We went to a very big rock called the Piedra de Penol!! A mini sugar loaf mountain in Colombia apparently….And climbed (slowly) 650 steps to get to the summit with beautiful views over the Guatape lake region….
Medellin, the home of a certain Mr Pablo Escobar who was once big in the export industry apparently….its now transformed into a funky city, a little like Melbourne with some cool architecture, trendy cafes and bars, a public transport system that includes a cable car to the slums and the ecopark overlooking the city, also strange statues of fat folks in the town centre….
Mompos…the town that time forgot….literally…An in-land island, stuck between two huge rivers, reached only by a very long and difficult journey and until recently out of access to foreigners as it was at the centre of guerilla fighting.
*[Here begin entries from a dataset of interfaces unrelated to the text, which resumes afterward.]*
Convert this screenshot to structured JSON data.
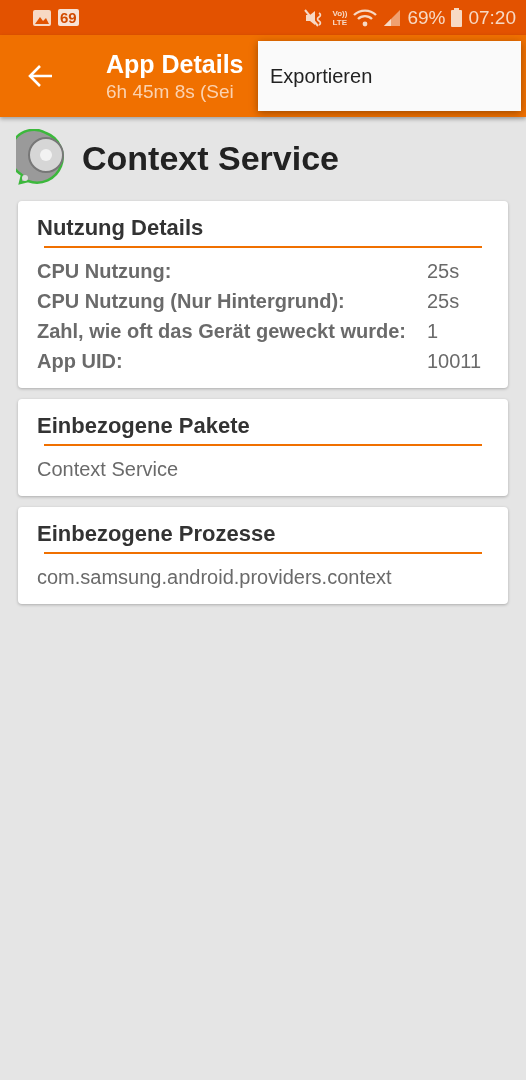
{
  "status_bar": {
    "badge": "69",
    "volte": "Vo))",
    "lte": "LTE",
    "battery": "69%",
    "time": "07:20"
  },
  "toolbar": {
    "title": "App Details",
    "subtitle": "6h 45m 8s (Sei"
  },
  "menu": {
    "items": [
      "Exportieren"
    ]
  },
  "app": {
    "name": "Context Service"
  },
  "cards": [
    {
      "kind": "table",
      "title": "Nutzung Details",
      "rows": [
        {
          "label": "CPU Nutzung:",
          "value": "25s"
        },
        {
          "label": "CPU Nutzung (Nur Hintergrund):",
          "value": "25s"
        },
        {
          "label": "Zahl, wie oft das Gerät geweckt wurde:",
          "value": "1"
        },
        {
          "label": "App UID:",
          "value": "10011"
        }
      ]
    },
    {
      "kind": "text",
      "title": "Einbezogene Pakete",
      "text": "Context Service"
    },
    {
      "kind": "text",
      "title": "Einbezogene Prozesse",
      "text": "com.samsung.android.providers.context"
    }
  ]
}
The effort to get here in the “toto express” (AKA 8 hours in a pick up truck loaded with TVs, drums and us) was well worth it, as we felt like we had gone back in time hundreds of years. Not much has changed in a long time here, horse and carts rule the road, buildings are crumbling colonial palaces and locals pass entire days sat in their rocking chairs watching the (very slow) world go by….